--- Activity ---
Return every line in the entries below where the word "icon" shows up.

(Dataset rows for apps and sites)
▼▼▼
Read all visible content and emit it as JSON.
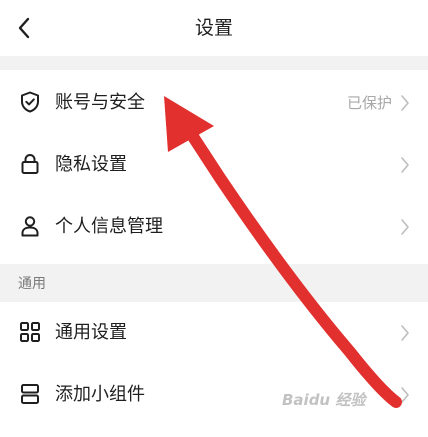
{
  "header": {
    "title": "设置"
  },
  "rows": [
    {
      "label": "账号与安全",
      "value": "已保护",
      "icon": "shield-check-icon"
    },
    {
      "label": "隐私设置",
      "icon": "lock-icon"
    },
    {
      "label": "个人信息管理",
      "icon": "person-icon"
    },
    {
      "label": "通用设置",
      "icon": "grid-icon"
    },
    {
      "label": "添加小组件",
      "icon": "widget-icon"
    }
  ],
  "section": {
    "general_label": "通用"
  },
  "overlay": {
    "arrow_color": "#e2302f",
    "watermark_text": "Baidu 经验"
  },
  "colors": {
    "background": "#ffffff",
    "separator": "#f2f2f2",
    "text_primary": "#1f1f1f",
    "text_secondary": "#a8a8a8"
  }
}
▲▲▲
--- Response to the exercise ---
      "icon": "shield-check-icon"
      "icon": "lock-icon"
      "icon": "person-icon"
      "icon": "grid-icon"
      "icon": "widget-icon"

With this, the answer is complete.